Segment Start: EXTRACTED RECORDS

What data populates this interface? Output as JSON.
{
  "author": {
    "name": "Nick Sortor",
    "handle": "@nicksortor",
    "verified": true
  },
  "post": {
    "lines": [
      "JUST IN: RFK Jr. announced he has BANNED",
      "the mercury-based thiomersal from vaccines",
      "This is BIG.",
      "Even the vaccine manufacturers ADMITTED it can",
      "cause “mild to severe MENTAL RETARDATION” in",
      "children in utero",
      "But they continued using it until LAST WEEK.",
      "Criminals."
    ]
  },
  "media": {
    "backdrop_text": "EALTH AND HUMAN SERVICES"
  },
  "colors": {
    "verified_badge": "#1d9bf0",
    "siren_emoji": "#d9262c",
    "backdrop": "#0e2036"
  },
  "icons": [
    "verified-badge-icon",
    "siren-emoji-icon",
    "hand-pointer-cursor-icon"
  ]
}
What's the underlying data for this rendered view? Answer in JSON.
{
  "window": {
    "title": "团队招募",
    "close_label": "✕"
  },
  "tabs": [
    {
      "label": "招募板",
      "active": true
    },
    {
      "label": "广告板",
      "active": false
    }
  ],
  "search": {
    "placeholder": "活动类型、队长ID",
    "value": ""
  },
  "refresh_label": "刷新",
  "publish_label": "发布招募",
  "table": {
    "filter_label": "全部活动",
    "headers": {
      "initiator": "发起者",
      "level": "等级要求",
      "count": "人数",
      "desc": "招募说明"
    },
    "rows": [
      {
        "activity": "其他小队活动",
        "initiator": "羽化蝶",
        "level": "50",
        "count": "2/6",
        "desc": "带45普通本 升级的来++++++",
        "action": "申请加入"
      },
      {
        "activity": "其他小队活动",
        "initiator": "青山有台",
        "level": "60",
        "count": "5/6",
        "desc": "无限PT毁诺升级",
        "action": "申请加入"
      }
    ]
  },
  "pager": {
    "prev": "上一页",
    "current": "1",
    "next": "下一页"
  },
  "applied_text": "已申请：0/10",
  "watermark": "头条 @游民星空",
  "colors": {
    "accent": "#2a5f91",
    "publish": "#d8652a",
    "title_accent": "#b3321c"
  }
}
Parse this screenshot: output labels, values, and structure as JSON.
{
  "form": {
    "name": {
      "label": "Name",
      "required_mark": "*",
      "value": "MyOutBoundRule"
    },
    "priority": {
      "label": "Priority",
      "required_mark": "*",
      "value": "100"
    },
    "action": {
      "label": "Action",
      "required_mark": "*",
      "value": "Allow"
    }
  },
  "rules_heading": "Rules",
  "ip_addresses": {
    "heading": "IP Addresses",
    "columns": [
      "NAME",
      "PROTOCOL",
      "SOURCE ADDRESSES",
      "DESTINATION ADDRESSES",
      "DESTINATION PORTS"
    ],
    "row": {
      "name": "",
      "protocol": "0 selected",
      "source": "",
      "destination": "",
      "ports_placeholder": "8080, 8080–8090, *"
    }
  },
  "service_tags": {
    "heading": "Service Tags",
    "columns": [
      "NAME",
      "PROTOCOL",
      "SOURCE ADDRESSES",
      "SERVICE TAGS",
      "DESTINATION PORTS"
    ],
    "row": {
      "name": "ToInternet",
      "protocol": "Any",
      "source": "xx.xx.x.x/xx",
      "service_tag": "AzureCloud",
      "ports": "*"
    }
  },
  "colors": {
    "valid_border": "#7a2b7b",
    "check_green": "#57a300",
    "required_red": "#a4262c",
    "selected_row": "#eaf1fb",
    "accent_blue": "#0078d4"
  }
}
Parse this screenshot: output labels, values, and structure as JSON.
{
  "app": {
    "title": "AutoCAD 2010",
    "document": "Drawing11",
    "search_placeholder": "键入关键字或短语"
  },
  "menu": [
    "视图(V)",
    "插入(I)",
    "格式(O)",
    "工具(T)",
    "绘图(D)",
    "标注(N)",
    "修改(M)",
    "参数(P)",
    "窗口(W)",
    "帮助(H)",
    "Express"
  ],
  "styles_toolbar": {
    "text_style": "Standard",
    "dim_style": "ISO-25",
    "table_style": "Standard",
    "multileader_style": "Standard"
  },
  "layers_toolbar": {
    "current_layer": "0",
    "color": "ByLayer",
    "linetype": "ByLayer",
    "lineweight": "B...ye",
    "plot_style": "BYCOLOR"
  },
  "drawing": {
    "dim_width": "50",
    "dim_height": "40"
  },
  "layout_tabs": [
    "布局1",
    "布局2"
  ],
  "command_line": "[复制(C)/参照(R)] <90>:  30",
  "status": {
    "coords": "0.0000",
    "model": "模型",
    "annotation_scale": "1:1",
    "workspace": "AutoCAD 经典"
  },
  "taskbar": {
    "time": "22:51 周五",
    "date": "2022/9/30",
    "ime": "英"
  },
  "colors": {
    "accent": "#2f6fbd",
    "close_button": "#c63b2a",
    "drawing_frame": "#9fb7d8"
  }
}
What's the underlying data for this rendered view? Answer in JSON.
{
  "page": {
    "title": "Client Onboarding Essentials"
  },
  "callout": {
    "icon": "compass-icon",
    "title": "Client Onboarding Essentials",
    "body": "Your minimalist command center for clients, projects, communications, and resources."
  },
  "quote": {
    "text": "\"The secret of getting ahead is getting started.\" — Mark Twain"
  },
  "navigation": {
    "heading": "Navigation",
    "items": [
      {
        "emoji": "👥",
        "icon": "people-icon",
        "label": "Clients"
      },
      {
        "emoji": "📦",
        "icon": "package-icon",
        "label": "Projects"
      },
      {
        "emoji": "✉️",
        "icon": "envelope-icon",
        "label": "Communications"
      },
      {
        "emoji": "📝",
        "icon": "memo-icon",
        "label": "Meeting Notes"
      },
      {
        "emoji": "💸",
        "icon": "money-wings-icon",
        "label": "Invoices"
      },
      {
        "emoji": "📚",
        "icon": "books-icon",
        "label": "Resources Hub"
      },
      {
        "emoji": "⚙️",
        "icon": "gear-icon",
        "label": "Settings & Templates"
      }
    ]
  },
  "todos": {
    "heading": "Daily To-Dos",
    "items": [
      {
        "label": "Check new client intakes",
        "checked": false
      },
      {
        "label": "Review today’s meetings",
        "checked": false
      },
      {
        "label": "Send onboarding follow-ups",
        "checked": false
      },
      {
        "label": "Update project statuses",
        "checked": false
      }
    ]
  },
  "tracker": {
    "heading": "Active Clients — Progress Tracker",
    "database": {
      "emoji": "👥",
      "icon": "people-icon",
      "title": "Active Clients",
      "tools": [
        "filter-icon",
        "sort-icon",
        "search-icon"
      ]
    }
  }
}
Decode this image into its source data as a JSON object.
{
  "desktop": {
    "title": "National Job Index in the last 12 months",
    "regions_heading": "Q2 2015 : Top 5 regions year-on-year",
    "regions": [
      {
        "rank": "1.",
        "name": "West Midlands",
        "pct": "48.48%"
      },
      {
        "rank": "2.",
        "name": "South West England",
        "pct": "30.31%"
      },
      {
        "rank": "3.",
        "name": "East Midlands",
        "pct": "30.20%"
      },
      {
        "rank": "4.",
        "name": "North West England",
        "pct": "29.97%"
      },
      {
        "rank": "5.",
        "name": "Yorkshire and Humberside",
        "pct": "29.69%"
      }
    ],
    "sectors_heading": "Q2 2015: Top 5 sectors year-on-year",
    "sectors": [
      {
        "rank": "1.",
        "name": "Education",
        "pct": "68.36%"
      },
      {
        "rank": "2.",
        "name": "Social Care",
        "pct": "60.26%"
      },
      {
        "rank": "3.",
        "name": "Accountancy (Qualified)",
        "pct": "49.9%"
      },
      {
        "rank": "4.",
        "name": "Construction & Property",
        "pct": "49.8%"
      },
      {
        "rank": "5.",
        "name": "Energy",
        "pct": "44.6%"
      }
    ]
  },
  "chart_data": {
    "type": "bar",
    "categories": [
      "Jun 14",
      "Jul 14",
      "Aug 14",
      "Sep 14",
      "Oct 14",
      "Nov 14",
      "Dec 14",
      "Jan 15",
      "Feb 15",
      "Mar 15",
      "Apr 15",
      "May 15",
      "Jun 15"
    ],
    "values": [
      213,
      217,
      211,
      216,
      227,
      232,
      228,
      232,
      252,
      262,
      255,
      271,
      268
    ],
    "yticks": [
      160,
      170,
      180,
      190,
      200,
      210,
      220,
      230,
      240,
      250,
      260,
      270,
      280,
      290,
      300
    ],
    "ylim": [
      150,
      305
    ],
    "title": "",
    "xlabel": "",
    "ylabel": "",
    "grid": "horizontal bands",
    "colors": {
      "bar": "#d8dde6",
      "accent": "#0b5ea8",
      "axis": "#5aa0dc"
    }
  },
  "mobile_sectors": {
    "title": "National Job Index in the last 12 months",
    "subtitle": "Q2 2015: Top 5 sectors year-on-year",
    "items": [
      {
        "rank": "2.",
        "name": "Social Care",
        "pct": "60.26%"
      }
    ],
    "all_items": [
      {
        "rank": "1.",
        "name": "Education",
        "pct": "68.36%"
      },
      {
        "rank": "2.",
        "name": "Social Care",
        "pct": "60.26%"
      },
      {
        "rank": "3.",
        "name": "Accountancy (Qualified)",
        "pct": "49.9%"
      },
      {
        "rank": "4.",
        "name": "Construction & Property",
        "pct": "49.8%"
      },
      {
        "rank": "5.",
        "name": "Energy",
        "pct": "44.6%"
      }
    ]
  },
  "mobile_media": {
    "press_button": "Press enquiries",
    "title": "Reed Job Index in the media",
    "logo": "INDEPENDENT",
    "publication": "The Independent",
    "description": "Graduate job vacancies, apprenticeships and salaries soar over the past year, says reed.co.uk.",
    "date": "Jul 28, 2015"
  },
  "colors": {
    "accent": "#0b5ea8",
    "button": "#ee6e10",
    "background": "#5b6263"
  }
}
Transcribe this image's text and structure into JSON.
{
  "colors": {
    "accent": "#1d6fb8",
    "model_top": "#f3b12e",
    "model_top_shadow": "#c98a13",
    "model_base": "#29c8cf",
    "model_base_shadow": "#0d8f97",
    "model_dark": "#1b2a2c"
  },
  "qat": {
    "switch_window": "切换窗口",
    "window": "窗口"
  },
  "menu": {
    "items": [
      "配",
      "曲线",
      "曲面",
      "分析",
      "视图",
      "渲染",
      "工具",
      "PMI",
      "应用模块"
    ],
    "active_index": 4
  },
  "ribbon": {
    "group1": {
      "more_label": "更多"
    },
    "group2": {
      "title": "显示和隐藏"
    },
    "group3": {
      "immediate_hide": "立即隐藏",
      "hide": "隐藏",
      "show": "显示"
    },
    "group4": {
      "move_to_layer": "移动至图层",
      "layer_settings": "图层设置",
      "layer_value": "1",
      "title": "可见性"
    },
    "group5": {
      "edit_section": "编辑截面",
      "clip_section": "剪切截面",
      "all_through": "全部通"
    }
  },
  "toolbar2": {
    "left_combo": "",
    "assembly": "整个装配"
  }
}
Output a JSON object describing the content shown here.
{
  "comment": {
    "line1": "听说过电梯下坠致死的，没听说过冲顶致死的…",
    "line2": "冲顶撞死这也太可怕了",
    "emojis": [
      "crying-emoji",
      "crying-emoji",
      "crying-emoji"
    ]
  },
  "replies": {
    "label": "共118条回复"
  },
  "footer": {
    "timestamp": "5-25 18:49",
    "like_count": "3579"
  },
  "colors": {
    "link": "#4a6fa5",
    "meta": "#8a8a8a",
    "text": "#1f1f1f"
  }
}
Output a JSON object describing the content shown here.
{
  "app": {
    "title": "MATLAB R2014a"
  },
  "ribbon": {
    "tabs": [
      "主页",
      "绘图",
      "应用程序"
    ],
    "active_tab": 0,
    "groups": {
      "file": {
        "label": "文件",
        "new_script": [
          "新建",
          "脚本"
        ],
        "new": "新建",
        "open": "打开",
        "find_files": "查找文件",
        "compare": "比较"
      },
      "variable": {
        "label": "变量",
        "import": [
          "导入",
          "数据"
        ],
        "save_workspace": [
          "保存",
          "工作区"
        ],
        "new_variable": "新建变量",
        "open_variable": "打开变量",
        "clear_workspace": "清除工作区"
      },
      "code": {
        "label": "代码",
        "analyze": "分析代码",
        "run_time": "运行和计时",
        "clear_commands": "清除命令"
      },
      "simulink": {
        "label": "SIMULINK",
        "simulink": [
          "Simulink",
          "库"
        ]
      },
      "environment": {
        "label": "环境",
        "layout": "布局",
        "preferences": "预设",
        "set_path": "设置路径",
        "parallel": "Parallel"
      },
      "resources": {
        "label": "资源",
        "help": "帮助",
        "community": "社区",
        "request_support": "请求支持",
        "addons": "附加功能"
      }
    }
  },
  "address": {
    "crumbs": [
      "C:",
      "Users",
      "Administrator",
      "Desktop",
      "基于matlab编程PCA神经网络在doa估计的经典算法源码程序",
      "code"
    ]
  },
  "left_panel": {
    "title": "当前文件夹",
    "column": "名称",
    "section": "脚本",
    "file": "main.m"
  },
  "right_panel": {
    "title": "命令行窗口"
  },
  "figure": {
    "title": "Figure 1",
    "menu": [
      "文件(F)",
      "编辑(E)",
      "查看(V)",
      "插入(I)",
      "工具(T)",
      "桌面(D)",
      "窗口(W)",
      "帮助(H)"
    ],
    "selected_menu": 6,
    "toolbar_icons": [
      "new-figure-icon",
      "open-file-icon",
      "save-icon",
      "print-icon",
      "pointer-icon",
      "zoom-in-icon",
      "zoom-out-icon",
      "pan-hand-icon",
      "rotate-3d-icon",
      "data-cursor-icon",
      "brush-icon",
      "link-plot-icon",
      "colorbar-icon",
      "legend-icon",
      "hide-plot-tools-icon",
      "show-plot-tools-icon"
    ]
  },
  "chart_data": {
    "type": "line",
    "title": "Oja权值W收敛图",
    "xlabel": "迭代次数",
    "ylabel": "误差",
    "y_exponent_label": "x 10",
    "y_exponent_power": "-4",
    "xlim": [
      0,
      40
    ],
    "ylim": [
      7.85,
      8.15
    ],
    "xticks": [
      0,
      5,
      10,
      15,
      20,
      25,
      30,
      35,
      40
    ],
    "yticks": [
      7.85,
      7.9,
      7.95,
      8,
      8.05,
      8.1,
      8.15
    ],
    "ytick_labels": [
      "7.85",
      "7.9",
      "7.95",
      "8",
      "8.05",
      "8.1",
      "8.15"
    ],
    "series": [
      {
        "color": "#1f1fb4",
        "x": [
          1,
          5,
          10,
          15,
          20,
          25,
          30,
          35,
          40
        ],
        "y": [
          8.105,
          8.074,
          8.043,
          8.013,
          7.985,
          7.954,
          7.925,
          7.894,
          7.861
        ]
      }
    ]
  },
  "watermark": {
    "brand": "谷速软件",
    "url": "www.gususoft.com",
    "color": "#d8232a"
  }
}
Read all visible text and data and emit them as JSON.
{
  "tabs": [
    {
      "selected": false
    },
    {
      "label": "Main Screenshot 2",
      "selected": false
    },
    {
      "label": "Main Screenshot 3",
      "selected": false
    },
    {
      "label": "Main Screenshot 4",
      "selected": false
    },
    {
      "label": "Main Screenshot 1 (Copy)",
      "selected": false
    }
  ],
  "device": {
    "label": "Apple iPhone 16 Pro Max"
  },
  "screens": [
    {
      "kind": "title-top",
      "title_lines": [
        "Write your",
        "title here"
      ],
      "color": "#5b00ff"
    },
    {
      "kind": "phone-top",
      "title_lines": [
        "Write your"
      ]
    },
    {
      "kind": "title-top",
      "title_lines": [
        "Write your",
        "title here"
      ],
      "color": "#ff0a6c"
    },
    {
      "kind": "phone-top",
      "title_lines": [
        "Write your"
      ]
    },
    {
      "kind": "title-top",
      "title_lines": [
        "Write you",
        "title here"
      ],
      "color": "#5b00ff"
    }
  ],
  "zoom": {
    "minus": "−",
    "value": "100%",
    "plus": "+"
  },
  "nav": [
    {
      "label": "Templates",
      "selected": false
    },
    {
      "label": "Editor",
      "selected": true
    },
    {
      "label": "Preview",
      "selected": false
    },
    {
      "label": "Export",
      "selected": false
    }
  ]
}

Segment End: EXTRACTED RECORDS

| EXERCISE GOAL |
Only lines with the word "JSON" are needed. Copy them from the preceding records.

| RESPONSE TO THIS TASK |
What data populates this interface? Output as JSON.
What's the underlying data for this rendered view? Answer in JSON.
Parse this screenshot: output labels, values, and structure as JSON.
Parse this screenshot: output labels, values, and structure as JSON.
What's the underlying data for this rendered view? Answer in JSON.
Decode this image into its source data as a JSON object.
Transcribe this image's text and structure into JSON.
Output a JSON object describing the content shown here.
Output a JSON object describing the content shown here.
Read all visible text and data and emit them as JSON.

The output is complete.